Sworn to Raise: Courtlight, Book 1

Sworn To RaiseAuthor: Terah Edun
Book Name: Sworn to Raise
Series: Courtlight
Order: #1
Genre: Fantasy/Young Adult
Rating:  Okay
3+stars

 

Blurb:  Seventeen-year-old Ciardis has grown up in poverty, a cleaner in a small vale on the outskirts of the empire. But beneath her empire’s seemingly idyllic surface lies a hidden secret. Whispers of an inept crown Prince are growing ever louder—intensified by the five year anniversary of the soulbond initiations.

Amidst scandalous whispers, Ciardis finds herself chosen to train for the Companions Guild. She leaves her home and sets off on a personal journey to become a Court Companion. A position she’d never thought possible for a lowly servant to obtain, she must prove that she has the skills to attract a Patron.

But she must master those skills quickly. If the legends are true, only Ciardis can harness the power to raise a Prince in an Imperial Court sworn to bring him down.

Review:  I don’t usually choose to read young adult books unless they are by an author that I already really enjoy, and often not even then, so picking up this book was unusual for me.  From what I could tell on Amazon, it isn’t actually classified as young adult, but based on the content of the story, it really can’t be considered an adult book.

The world this book was set in seems to be intriguing, but I didn’t feel as though there was really enough detail for me to really get more than just hints here and there of what could have been something incredible, which prevented me from really getting enveloped in that world.  There were even things that, on the surface, seemed a bit contradictory to what the world appeared to be.  In a magical, non-industrial type of world it is confusing to have mentions of things that lead the reader to think of modern or even steampunk types of things.  If those things are possible in that world, then it should be made clear, otherwise it is just confusing and difficult for a reader to imagine the world the characters live in.

I’ve mentioned before that I’m not a fan of fantasy books that take advantage of the fact that since there is magic in the world that there are utterly simple solutions to complex problems, ie… the miracle, magical fix.  This books has that and to me, that is kind of like cheating.  You don’t really have to be creative to solve a problem, just introduce a character that can just magically make the problem go away without any effort at all.

Lots of bits and information in this book left me confused as to what, not only the world was supposed to be like, but the real end purpose of the storyline.  Since this is a part of a series, the overall plot seemed really thin, like there were lots of incomplete thoughts and ideas running around it in.  I’m not sure if it is because this was geared to a younger audience that it lacked depth (one of the reasons I tend to shy away from the YA books), but it felt like it was missing a lot that could have made it so much richer and more engaging.

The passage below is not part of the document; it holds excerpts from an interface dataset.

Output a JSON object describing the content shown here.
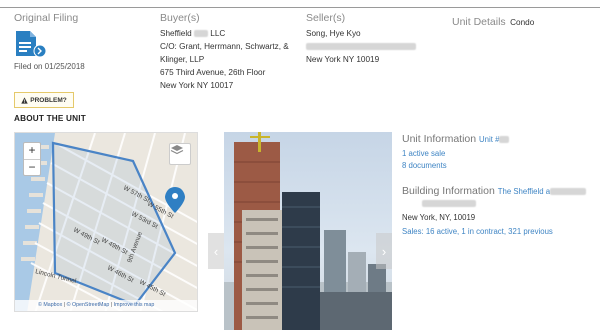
{
  "header": {
    "original_filing": "Original Filing",
    "filed_on": "Filed on 01/25/2018",
    "buyers_label": "Buyer(s)",
    "buyer_name": "Sheffield",
    "buyer_suffix": "LLC",
    "buyer_address": [
      "C/O: Grant, Herrmann, Schwartz, &",
      "Klinger, LLP",
      "675 Third Avenue, 26th Floor",
      "New York NY 10017"
    ],
    "sellers_label": "Seller(s)",
    "seller_name": "Song, Hye Kyo",
    "seller_city": "New York NY 10019",
    "unit_details_label": "Unit Details",
    "unit_details_value": "Condo"
  },
  "problem_button": "PROBLEM?",
  "about_title": "ABOUT THE UNIT",
  "map": {
    "zoom_in": "+",
    "zoom_out": "−",
    "streets": [
      "W 57th St",
      "W 55th St",
      "W 53rd St",
      "W 49th St",
      "W 49th St",
      "W 45th St",
      "W 46th St",
      "9th Avenue",
      "Lincoln Tunnel"
    ],
    "attribution": {
      "mapbox": "© Mapbox",
      "osm": "© OpenStreetMap",
      "improve": "Improve this map"
    }
  },
  "unit_info": {
    "title": "Unit Information",
    "unit_link": "Unit #",
    "active_sale": "1 active sale",
    "documents": "8 documents"
  },
  "building_info": {
    "title": "Building Information",
    "building_link": "The Sheffield a",
    "city": "New York, NY, 10019",
    "sales": "Sales: 16 active, 1 in contract, 321 previous"
  },
  "colors": {
    "link": "#3f85c4",
    "map_outline": "#4a84c6",
    "marker": "#2f7fc3",
    "icon": "#2a7fc1"
  }
}
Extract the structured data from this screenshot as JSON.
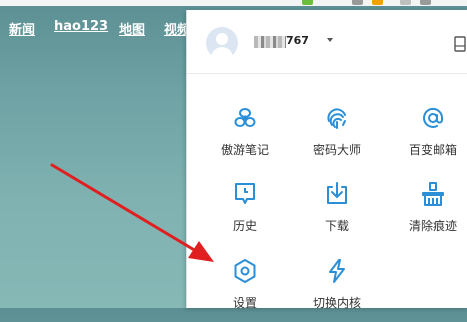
{
  "nav": {
    "links": [
      "新闻",
      "hao123",
      "地图",
      "视频"
    ]
  },
  "account": {
    "username_suffix": "767"
  },
  "menu": {
    "items": [
      {
        "label": "傲游笔记",
        "icon": "notes-icon"
      },
      {
        "label": "密码大师",
        "icon": "fingerprint-icon"
      },
      {
        "label": "百变邮箱",
        "icon": "email-at-icon"
      },
      {
        "label": "历史",
        "icon": "history-icon"
      },
      {
        "label": "下载",
        "icon": "download-icon"
      },
      {
        "label": "清除痕迹",
        "icon": "clear-traces-icon"
      },
      {
        "label": "设置",
        "icon": "settings-gear-icon"
      },
      {
        "label": "切换内核",
        "icon": "switch-kernel-icon"
      }
    ]
  },
  "colors": {
    "accent": "#2b8fd8",
    "arrow": "#e02020",
    "background": "#6fa2a4"
  }
}
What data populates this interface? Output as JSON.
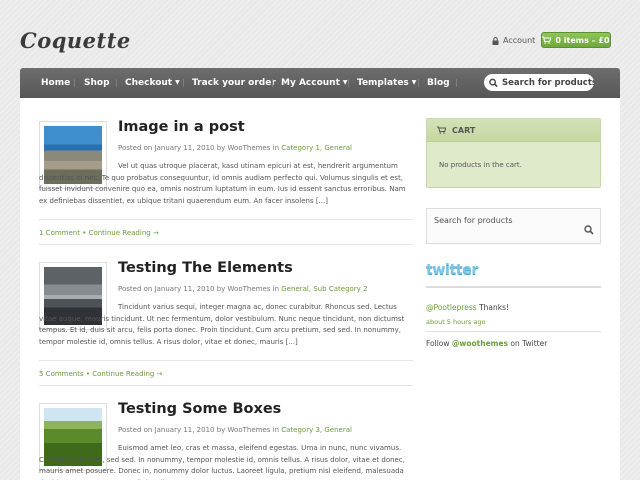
{
  "site": {
    "logo": "Coquette"
  },
  "header": {
    "account_label": "Account",
    "cart_label": "0 items – £0"
  },
  "nav": {
    "items": [
      {
        "label": "Home",
        "dropdown": false
      },
      {
        "label": "Shop",
        "dropdown": false
      },
      {
        "label": "Checkout",
        "dropdown": true
      },
      {
        "label": "Track your order",
        "dropdown": false
      },
      {
        "label": "My Account",
        "dropdown": true
      },
      {
        "label": "Templates",
        "dropdown": true
      },
      {
        "label": "Blog",
        "dropdown": false
      }
    ],
    "search_placeholder": "Search for products"
  },
  "posts": [
    {
      "title": "Image in a post",
      "meta_prefix": "Posted on January 11, 2010 by WooThemes in",
      "categories": "Category 1, General",
      "excerpt": "Vel ut quas utroque placerat, kasd utinam epicuri at est, hendrerit argumentum dissentias ei nec. Te quo probatus consequuntur, id omnis audiam perfecto qui. Volumus singulis et est, fuisset invidunt convenire quo ea, omnis nostrum luptatum in eum. Ius id essent sanctus erroribus. Nam ex definiebas dissentiet, ex ubique tritani quaerendum eum. An facer insolens [...]",
      "comments": "1 Comment",
      "continue": "Continue Reading →"
    },
    {
      "title": "Testing The Elements",
      "meta_prefix": "Posted on January 11, 2010 by WooThemes in",
      "categories": "General, Sub Category 2",
      "excerpt": "Tincidunt varius sequi, integer magna ac, donec curabitur. Rhoncus sed. Lectus vitae augue, mauris tincidunt. Ut nec fermentum, dolor vestibulum. Nunc neque tincidunt, non dictumst tempus. Et id, duis sit arcu, felis porta donec. Proin tincidunt. Cum arcu pretium, sed sed. In nonummy, tempor molestie id, omnis tellus. A risus dolor, vitae et donec, mauris [...]",
      "comments": "5 Comments",
      "continue": "Continue Reading →"
    },
    {
      "title": "Testing Some Boxes",
      "meta_prefix": "Posted on January 11, 2010 by WooThemes in",
      "categories": "Category 3, General",
      "excerpt": "Euismod amet leo, cras et massa, eleifend egestas. Urna in nunc, nunc vivamus. Cum arcu pretium, sed sed. In nonummy, tempor molestie id, omnis tellus. A risus dolor, vitae et donec, mauris amet posuere. Donec in, nonummy dolor luctus. Laoreet ligula, pretium nisl eleifend, malesuada tincidunt cursus. Congue velit iaculis."
    }
  ],
  "sidebar": {
    "cart_title": "CART",
    "cart_empty": "No products in the cart.",
    "search_label": "Search for products",
    "twitter_logo": "twitter",
    "tweet1_user": "@Pootlepress",
    "tweet1_text": " Thanks!",
    "tweet1_time": "about 5 hours ago",
    "follow_prefix": "Follow ",
    "follow_user": "@woothemes",
    "follow_suffix": " on Twitter"
  },
  "colors": {
    "accent_green": "#6b9b3a",
    "nav_bg": "#5f5f5f",
    "cart_bg": "#dfeacb",
    "twitter_blue": "#7cc6e6"
  }
}
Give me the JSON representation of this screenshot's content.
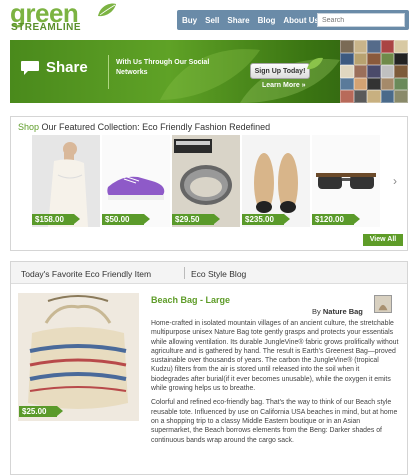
{
  "logo": {
    "word1": "green",
    "word2": "STREAMLINE"
  },
  "nav": {
    "items": [
      "Buy",
      "Sell",
      "Share",
      "Blog",
      "About Us"
    ],
    "search_placeholder": "Search"
  },
  "banner": {
    "title": "Share",
    "tagline": "With Us Through Our Social Networks",
    "signup_label": "Sign Up Today!",
    "learn_more": "Learn More »"
  },
  "shop": {
    "title_prefix": "Shop",
    "title_rest": "Our Featured Collection: Eco Friendly Fashion Redefined",
    "products": [
      {
        "price": "$158.00",
        "icon": "dress-image"
      },
      {
        "price": "$50.00",
        "icon": "sneaker-image"
      },
      {
        "price": "$29.50",
        "icon": "ring-image"
      },
      {
        "price": "$235.00",
        "icon": "shoes-image"
      },
      {
        "price": "$120.00",
        "icon": "sunglasses-image"
      }
    ],
    "view_all": "View All"
  },
  "favorites": {
    "tab1": "Today's Favorite Eco Friendly Item",
    "tab2": "Eco Style Blog",
    "item": {
      "title": "Beach Bag - Large",
      "by": "By",
      "author": "Nature Bag",
      "price": "$25.00",
      "desc1": "Home-crafted in isolated mountain villages of an ancient culture, the stretchable multipurpose unisex Nature Bag tote gently grasps and protects your essentials while allowing ventilation. Its durable JungleVine® fabric grows prolifically without agriculture and is gathered by hand. The result is Earth's Greenest Bag—proved sustainable over thousands of years. The carbon the JungleVine® (tropical Kudzu) filters from the air is stored until released into the soil when it biodegrades after burial(if it ever becomes unusable), while the oxygen it emits while growing helps us to breathe.",
      "desc2": "Colorful and refined eco-friendly bag. That's the way to think of our Beach style reusable tote. Influenced by use on California USA beaches in mind, but at home on a shopping trip to a classy Middle Eastern boutique or in an Asian supermarket, the Beach borrows elements from the Beng: Darker shades of continuous bands wrap around the cargo sack."
    }
  },
  "colors": {
    "brand_green": "#5e9c28",
    "nav_blue": "#6a8ba8",
    "price_green": "#5a9a2a"
  }
}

Overall, this wasn’t a bad book.  I think that the series may have potential, but because there were enough things that bothered me and kept me from getting immersed in the story, I may not take the time to read more in the series.  If I do, it will be when I just don’t have anything else I want to read on hand.